Therefore,it is evident that there still remain a lot to be done to address theissue of discrepancies that exist among different ethnic and racialgroups. The groups that were left behind regarding development needto be considered to avoid consistency income variations as well aseliminating discrimination. The minority groups needs to realize thecauses for their attributions and take necessary steps to avoid arepeat of the same. The challenges posed by gentrification alsopresent a concern as residents do not always focus on the spilloverbenefits that arise from the process rather than defending their ownrights.


Doob,Christopher Bates. Race,Ethnicity, And The American Urban Mainstream.Boston: Pearson/Allyn and Bacon, 2005. Print.

Grabansky,Jonathan and Stuart Butler. &quotThe Anti-Poverty Case For &quotSmart&quotGentrification, Part 1&quot. BrookingsEducation.1-8., 2010.

Grabansky,Jonathan and Stuart Butler. &quotThe Anti-Poverty Case For &quotSmart&quotGentrification, Part 2&quot. BrookingsEducation.1-6., 2010.

HoldingGround The Rebirth Of Dudley Street.New Day Films: Sarah Lavin, 2014. Video.

Jasper,Jay. &quotWhen Activists Win: The Renaissance Of Dudley St.&quot.Walljasper,2016.

Malone,Donal. NeoliberalGovernance and Uneven Development in Jersey City.N.d. TS.Draft of Saint Peter`s University, New Jersey.

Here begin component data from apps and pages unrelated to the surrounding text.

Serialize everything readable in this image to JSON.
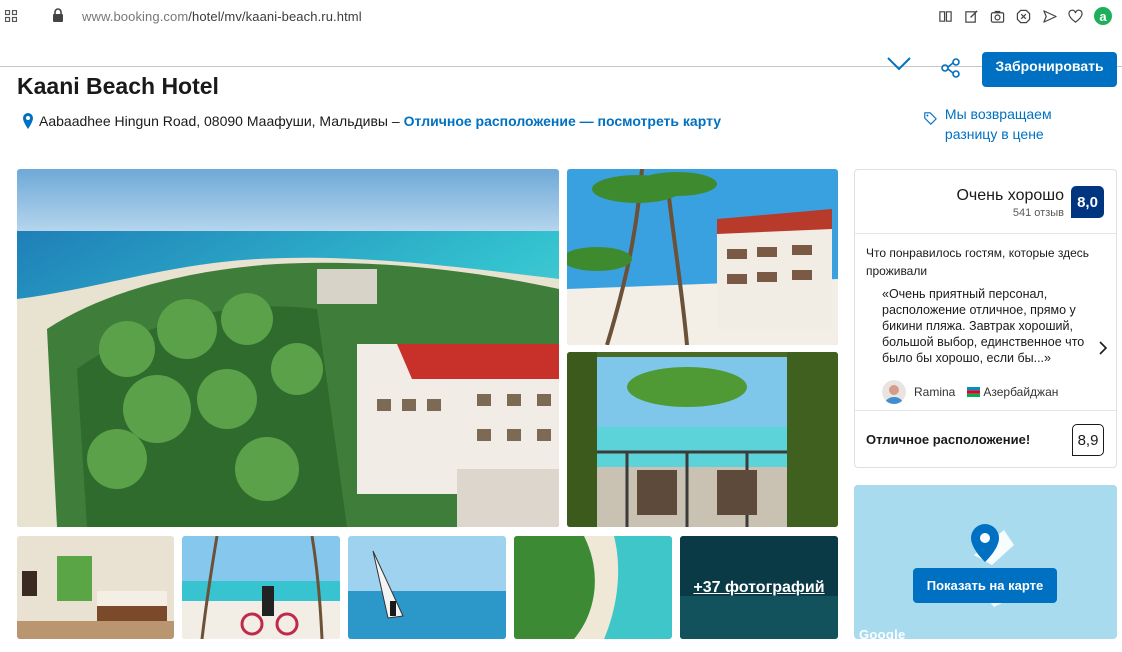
{
  "browser": {
    "url_host": "www.booking.com",
    "url_path": "/hotel/mv/kaani-beach.ru.html"
  },
  "header": {
    "reserve_label": "Забронировать"
  },
  "hotel": {
    "name": "Kaani Beach Hotel",
    "address": "Aabaadhee Hingun Road, 08090 Маафуши, Мальдивы –",
    "location_link": "Отличное расположение — посмотреть карту",
    "price_match": "Мы возвращаем разницу в цене"
  },
  "gallery": {
    "more_photos": "+37 фотографий"
  },
  "review": {
    "score_label": "Очень хорошо",
    "review_count": "541 отзыв",
    "score": "8,0",
    "liked_heading": "Что понравилось гостям, которые здесь проживали",
    "quote": "«Очень приятный персонал, расположение отличное, прямо у бикини пляжа. Завтрак хороший, большой выбор, единственное что было бы хорошо, если бы...»",
    "reviewer_name": "Ramina",
    "reviewer_country": "Азербайджан",
    "location_label": "Отличное расположение!",
    "location_score": "8,9"
  },
  "map": {
    "show_on_map": "Показать на карте",
    "provider": "Google"
  },
  "colors": {
    "brand_blue": "#0071c2",
    "score_dark": "#003580"
  }
}
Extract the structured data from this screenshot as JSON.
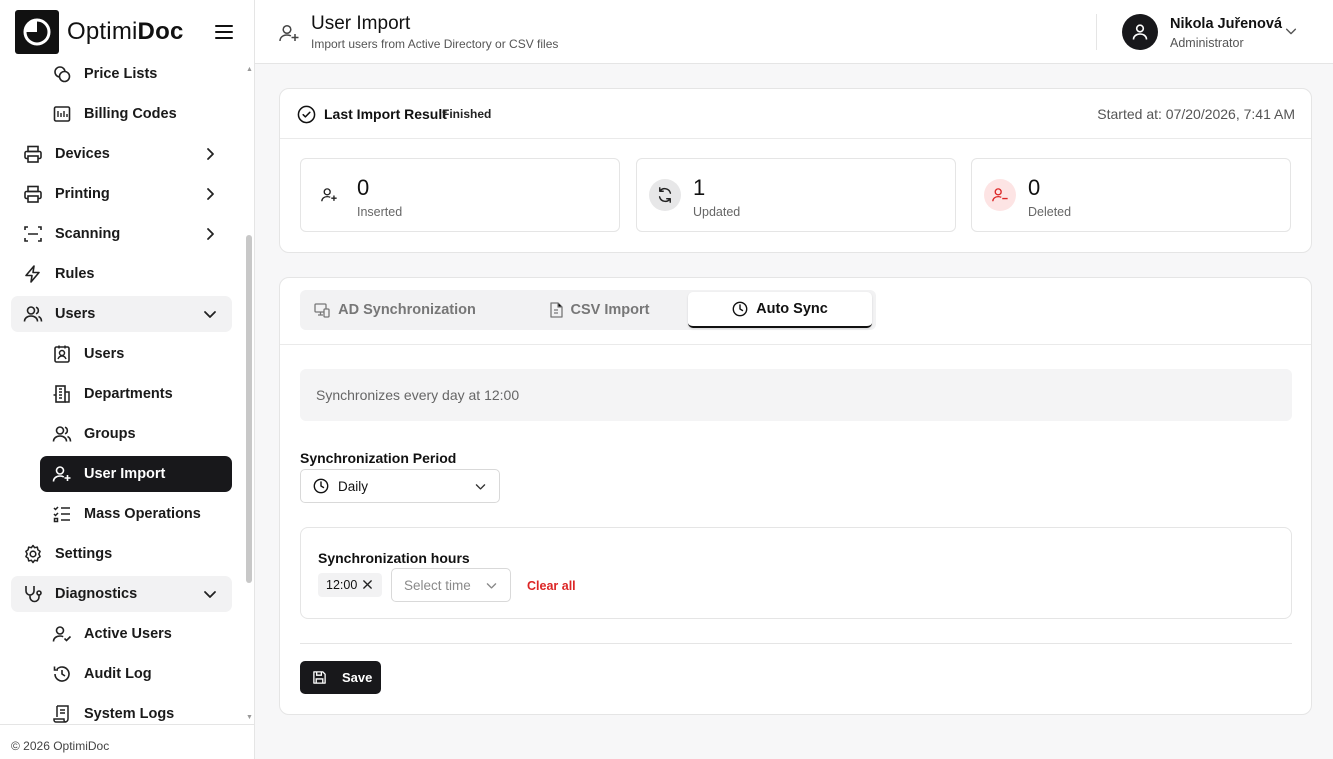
{
  "brand": {
    "name_light": "Optimi",
    "name_bold": "Doc"
  },
  "sidebar": {
    "items": [
      {
        "label": "Price Lists",
        "icon": "coins-icon",
        "level": 2
      },
      {
        "label": "Billing Codes",
        "icon": "billing-icon",
        "level": 2
      },
      {
        "label": "Devices",
        "icon": "printer-icon",
        "level": 1,
        "chevron": "right"
      },
      {
        "label": "Printing",
        "icon": "printer-icon",
        "level": 1,
        "chevron": "right"
      },
      {
        "label": "Scanning",
        "icon": "scan-icon",
        "level": 1,
        "chevron": "right"
      },
      {
        "label": "Rules",
        "icon": "lightning-icon",
        "level": 1
      },
      {
        "label": "Users",
        "icon": "users-icon",
        "level": 1,
        "chevron": "down",
        "open": true
      },
      {
        "label": "Users",
        "icon": "contact-icon",
        "level": 2
      },
      {
        "label": "Departments",
        "icon": "building-icon",
        "level": 2
      },
      {
        "label": "Groups",
        "icon": "users-icon",
        "level": 2
      },
      {
        "label": "User Import",
        "icon": "user-plus-icon",
        "level": 2,
        "active": true
      },
      {
        "label": "Mass Operations",
        "icon": "list-checks-icon",
        "level": 2
      },
      {
        "label": "Settings",
        "icon": "gear-icon",
        "level": 1
      },
      {
        "label": "Diagnostics",
        "icon": "stethoscope-icon",
        "level": 1,
        "chevron": "down",
        "open": true
      },
      {
        "label": "Active Users",
        "icon": "user-check-icon",
        "level": 2
      },
      {
        "label": "Audit Log",
        "icon": "history-icon",
        "level": 2
      },
      {
        "label": "System Logs",
        "icon": "scroll-icon",
        "level": 2
      }
    ],
    "footer": "© 2026 OptimiDoc"
  },
  "header": {
    "title": "User Import",
    "subtitle": "Import users from Active Directory or CSV files",
    "user_name": "Nikola Juřenová",
    "user_role": "Administrator"
  },
  "last_import": {
    "title": "Last Import Result",
    "status": "Finished",
    "started_at": "Started at: 07/20/2026, 7:41 AM",
    "stats": [
      {
        "value": "0",
        "label": "Inserted",
        "icon": "user-plus-icon"
      },
      {
        "value": "1",
        "label": "Updated",
        "icon": "refresh-icon"
      },
      {
        "value": "0",
        "label": "Deleted",
        "icon": "user-minus-icon"
      }
    ]
  },
  "tabs": [
    {
      "label": "AD Synchronization",
      "icon": "ad-sync-icon"
    },
    {
      "label": "CSV Import",
      "icon": "file-icon"
    },
    {
      "label": "Auto Sync",
      "icon": "clock-icon",
      "selected": true
    }
  ],
  "auto_sync": {
    "info": "Synchronizes every day at 12:00",
    "period_label": "Synchronization Period",
    "period_value": "Daily",
    "hours_label": "Synchronization hours",
    "hours": [
      "12:00"
    ],
    "time_placeholder": "Select time",
    "clear_all": "Clear all",
    "save": "Save"
  },
  "colors": {
    "accent": "#18181b",
    "danger": "#dc2626",
    "muted_bg": "#f2f2f3"
  }
}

Muntzinger,Tabatha. &quotTeam Hipster: The Argument Against Gentrification&quot.Charles&amp Hudson,2013.

NewDay Films,. HoldingGround The Rebirth Of Dudley Street.2014.